(Updates with comment from Popular)
MADRID May 11 Spain's struggling Banco Popular
denied on Thursday it was urgently seeking to be taken
over, after a Spanish news site reported it had hired JPMorgan
and Lazard to find a buyer.
Popular, which is still burdened with a large exposure to
Spain's property market nine years after a real estate collapse,
said in a statement that its strategy had not changed and that
it was exploring a series of options, including a possible
New Chairman Emilio Saracho, brought in earlier this year to
try and draw a line under the bank's troubles, had already said
in April that Popular may consider raising more capital or a
The bank said on Thursday that it was touch with various
advisors in this context. It did not name them.
Online newspaper El Confidencial earlier in the day reported
that Saracho mandated JPMorgan and Lazard last week to advise
Popular on a rapid sale.
It said the bank had reached out to rival Spanish lenders,
telling them it urgently needed funds - which Popular said it
Lazard and JP Morgan declined to comment.
"The bank's strategy ... has not changed, and the bank is
working on its development, which could include a potential
capital hike or a corporate deal," Popular said.
The lender is straining to clean up its balance sheet after
a property market collapse in 2008 which hit Spain's banks and
caused steep losses for many.
The financial sector has largely recovered but Popular still
has the biggest exposure to property assets among Spain's main
It has undergone three leadership shake-ups since last July
and reported a 3.6 billion euro ($3.9 bln) loss for 2016, its

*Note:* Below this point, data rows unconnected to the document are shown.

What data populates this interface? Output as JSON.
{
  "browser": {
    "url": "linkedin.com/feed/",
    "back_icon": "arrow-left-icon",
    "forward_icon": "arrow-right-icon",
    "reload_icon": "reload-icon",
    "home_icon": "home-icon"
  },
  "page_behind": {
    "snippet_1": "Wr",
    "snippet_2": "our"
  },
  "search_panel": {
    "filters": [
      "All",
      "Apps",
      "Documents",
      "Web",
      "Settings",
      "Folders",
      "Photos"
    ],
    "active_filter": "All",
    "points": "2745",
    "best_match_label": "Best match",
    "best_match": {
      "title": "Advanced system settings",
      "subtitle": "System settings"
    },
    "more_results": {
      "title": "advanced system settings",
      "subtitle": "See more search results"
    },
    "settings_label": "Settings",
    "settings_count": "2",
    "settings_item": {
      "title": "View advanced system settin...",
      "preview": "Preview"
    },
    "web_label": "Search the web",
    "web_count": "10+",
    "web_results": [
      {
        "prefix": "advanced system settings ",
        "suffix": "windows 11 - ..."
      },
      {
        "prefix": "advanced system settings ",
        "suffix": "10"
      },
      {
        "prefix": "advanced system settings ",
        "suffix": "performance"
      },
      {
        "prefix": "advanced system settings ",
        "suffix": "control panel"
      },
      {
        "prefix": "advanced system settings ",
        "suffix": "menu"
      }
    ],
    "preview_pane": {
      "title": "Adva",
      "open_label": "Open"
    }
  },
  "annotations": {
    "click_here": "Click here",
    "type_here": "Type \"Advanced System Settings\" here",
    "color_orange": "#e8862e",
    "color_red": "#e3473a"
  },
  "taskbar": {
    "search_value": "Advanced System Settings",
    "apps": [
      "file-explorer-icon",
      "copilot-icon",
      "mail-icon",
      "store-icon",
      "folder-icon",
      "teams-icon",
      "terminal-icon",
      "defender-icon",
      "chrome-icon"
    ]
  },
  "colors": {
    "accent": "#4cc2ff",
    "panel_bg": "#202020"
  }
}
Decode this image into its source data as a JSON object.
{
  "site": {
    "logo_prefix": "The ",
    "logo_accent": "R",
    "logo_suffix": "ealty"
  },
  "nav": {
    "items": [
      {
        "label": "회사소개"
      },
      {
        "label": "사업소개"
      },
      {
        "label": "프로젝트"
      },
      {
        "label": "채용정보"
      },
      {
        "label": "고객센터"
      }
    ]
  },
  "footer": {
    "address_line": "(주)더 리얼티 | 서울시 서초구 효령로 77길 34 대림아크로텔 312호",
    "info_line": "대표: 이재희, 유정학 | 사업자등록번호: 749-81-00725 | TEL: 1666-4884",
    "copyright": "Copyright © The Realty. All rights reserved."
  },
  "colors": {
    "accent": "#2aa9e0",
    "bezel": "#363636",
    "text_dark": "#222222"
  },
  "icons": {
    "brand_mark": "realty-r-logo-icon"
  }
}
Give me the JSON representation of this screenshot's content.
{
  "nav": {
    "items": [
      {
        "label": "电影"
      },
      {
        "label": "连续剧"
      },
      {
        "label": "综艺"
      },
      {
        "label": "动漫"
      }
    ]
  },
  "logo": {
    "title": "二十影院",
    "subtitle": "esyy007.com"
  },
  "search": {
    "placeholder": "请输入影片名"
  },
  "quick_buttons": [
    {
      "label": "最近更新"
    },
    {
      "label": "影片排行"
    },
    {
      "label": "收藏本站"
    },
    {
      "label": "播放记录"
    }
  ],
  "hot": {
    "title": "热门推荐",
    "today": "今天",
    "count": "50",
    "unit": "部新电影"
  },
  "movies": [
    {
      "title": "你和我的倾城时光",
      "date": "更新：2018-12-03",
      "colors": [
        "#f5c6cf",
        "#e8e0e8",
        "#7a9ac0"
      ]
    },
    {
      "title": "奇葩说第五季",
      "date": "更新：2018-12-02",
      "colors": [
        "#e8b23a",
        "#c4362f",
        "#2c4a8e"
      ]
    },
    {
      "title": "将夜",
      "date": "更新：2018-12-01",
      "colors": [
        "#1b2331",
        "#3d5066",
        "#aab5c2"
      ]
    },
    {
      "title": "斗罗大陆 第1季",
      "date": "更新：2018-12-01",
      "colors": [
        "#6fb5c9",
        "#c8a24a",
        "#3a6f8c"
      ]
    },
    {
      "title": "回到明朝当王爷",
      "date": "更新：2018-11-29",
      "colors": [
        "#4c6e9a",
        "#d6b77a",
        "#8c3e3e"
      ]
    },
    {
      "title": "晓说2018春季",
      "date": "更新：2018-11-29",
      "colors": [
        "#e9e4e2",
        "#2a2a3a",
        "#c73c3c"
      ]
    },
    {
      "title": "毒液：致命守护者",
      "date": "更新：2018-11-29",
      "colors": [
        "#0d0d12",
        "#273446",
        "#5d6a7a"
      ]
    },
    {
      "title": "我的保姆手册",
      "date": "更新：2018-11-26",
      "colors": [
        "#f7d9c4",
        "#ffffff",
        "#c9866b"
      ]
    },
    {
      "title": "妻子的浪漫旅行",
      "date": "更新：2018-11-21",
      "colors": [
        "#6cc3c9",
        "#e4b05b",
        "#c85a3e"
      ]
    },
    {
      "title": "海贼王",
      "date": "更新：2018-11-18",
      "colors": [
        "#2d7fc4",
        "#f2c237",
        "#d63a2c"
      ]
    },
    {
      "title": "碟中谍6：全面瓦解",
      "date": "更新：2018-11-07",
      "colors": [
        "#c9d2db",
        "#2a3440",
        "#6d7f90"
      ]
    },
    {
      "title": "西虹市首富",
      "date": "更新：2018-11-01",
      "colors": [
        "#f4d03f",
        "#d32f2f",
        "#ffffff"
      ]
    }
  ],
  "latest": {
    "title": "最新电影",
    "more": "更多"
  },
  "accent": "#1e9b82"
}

Saracho was formerly at JPMorgan, and joined Popular in
February. The bank also hired a new chief executive in April,
The two have outlined plans to sell off non-strategic
assets, including Popular's Wizink credit card business, after
Popular raised 2.5 billion euros in a capital increase last
In the lender's first earnings under Saracho, Popular booked
a 137 million euro loss in the first quarter as it battled to
clean up 37 billion euros of toxic real estate assets.
Popular shares closed down 6.6 percent on Thursday after
surging 27 percent over the previous five days.
They have been the worst performers on the European STOXX
banking index in the last year, tumbling 57 percent.
($1 = 0.9209 euros)
(Reporting by Jesus Aguado, Carlos Ruano and Sarah White,
Writing by Sarah White; editing by Susan Thomas and Susan